Web page and app entries

========

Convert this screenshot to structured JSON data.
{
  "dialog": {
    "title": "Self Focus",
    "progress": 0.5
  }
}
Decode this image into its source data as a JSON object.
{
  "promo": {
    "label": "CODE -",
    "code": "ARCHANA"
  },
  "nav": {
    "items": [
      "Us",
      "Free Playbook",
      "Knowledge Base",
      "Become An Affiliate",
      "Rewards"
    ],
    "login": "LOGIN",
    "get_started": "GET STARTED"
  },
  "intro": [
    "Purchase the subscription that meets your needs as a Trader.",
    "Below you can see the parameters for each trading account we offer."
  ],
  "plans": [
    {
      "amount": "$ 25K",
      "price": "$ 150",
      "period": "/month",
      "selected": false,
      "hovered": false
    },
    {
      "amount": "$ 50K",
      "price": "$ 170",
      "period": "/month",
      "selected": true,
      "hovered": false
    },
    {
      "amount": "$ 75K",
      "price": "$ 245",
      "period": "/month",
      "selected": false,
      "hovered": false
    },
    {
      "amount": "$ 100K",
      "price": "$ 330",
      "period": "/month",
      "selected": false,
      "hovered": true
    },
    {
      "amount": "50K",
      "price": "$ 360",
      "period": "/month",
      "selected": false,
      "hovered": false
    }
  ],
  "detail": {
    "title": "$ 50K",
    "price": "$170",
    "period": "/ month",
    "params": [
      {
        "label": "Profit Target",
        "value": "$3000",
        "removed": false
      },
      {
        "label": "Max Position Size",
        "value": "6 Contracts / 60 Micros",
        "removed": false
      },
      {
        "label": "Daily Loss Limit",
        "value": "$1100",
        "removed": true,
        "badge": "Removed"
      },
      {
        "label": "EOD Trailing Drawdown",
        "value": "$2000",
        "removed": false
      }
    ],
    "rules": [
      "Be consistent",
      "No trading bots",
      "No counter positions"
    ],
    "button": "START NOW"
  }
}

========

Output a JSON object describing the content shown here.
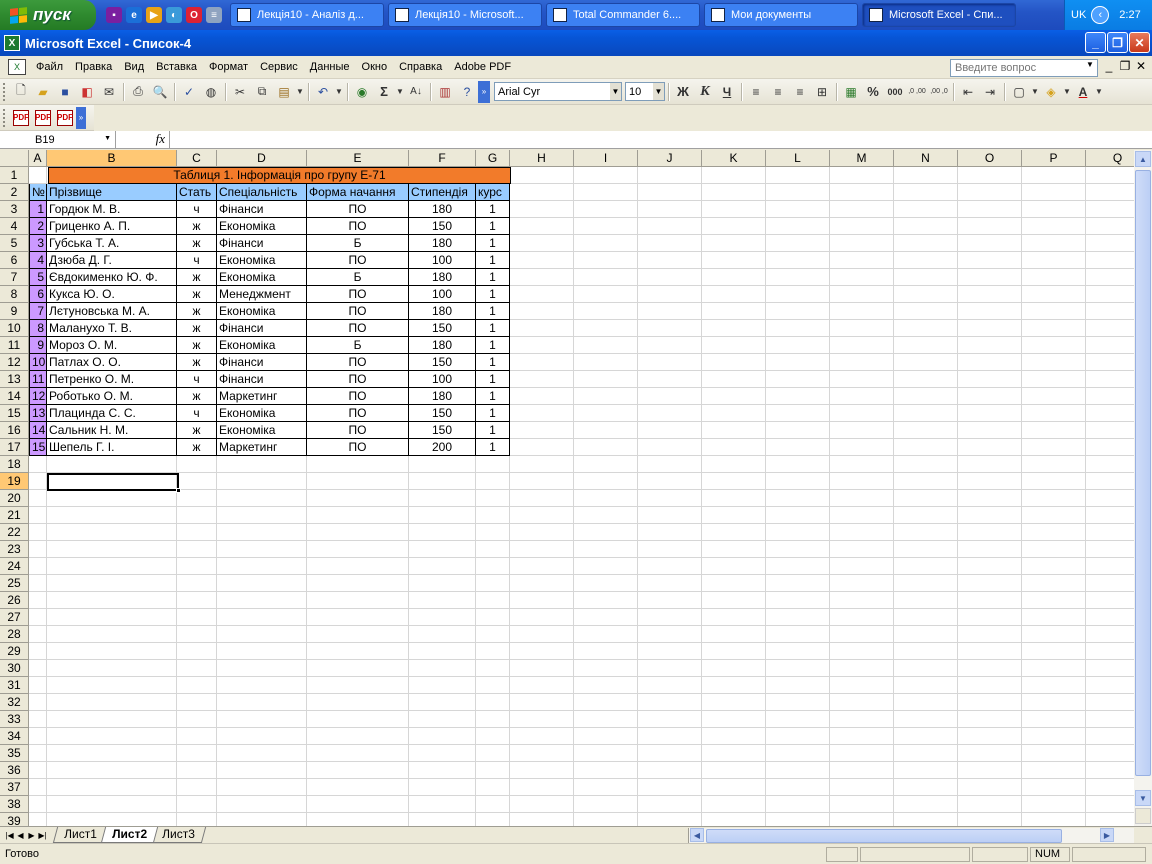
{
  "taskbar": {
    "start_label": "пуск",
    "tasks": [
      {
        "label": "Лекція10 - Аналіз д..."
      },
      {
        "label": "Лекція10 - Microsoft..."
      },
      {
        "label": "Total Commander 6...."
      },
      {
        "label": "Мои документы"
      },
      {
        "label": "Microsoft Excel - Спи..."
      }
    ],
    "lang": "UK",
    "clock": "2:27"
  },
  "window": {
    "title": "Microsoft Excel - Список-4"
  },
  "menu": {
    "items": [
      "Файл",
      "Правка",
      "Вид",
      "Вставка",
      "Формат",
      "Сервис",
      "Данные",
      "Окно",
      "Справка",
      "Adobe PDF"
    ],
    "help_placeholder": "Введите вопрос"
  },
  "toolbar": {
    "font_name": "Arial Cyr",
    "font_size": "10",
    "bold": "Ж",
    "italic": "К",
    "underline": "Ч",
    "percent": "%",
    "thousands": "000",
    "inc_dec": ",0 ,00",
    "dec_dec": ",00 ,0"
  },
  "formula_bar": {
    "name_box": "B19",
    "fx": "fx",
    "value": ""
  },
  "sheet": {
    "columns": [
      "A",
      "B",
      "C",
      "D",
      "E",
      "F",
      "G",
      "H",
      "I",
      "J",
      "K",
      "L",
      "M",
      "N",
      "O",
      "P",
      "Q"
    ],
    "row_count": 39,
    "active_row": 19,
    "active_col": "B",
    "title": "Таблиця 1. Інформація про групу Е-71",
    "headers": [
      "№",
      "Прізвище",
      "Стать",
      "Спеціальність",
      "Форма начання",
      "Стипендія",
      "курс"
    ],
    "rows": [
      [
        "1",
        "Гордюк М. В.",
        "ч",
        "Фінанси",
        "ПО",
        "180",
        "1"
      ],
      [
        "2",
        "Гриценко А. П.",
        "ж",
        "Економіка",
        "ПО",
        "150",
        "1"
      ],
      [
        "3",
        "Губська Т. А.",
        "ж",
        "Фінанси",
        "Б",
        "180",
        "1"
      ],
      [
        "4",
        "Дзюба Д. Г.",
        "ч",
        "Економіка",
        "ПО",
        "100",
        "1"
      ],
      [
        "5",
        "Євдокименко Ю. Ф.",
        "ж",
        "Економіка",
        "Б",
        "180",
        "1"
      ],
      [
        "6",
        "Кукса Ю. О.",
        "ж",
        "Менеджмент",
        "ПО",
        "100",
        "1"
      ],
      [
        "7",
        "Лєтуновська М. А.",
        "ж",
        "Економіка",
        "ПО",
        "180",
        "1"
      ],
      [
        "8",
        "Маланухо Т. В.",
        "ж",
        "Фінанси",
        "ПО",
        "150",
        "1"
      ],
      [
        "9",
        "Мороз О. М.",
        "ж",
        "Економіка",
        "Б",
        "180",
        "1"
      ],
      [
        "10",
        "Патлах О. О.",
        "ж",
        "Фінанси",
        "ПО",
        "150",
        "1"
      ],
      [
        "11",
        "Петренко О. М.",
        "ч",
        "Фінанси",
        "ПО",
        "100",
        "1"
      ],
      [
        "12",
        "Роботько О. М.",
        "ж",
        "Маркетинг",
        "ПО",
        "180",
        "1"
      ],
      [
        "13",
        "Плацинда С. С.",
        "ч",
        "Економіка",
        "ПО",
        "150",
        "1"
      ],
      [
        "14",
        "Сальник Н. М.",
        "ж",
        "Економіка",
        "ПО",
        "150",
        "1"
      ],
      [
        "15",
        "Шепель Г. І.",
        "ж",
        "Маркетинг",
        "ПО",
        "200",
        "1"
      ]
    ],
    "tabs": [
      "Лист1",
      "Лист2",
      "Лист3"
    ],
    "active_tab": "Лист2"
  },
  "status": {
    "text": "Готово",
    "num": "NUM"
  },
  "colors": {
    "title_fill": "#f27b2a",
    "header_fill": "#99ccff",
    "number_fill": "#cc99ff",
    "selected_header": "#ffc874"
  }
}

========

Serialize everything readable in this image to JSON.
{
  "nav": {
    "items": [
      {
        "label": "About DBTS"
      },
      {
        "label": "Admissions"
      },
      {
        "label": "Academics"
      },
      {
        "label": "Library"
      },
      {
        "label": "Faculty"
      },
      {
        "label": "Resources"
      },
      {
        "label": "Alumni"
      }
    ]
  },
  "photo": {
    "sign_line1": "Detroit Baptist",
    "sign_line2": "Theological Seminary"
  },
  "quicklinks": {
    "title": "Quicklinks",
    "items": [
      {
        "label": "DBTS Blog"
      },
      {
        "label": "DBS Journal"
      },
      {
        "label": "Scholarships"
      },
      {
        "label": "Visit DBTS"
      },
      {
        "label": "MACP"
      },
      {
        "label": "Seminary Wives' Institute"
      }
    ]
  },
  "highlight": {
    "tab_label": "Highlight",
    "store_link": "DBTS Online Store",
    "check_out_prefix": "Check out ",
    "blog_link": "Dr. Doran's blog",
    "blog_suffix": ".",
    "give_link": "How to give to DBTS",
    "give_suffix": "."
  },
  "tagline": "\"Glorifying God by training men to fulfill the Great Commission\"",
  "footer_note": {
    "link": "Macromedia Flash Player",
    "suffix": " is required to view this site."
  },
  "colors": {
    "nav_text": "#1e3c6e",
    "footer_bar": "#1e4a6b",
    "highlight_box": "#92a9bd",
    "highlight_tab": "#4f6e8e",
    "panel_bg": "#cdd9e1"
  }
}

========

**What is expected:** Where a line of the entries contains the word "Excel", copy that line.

**Your solution:**
        "label": "Microsoft Excel - Спи..."
    "title": "Microsoft Excel - Список-4"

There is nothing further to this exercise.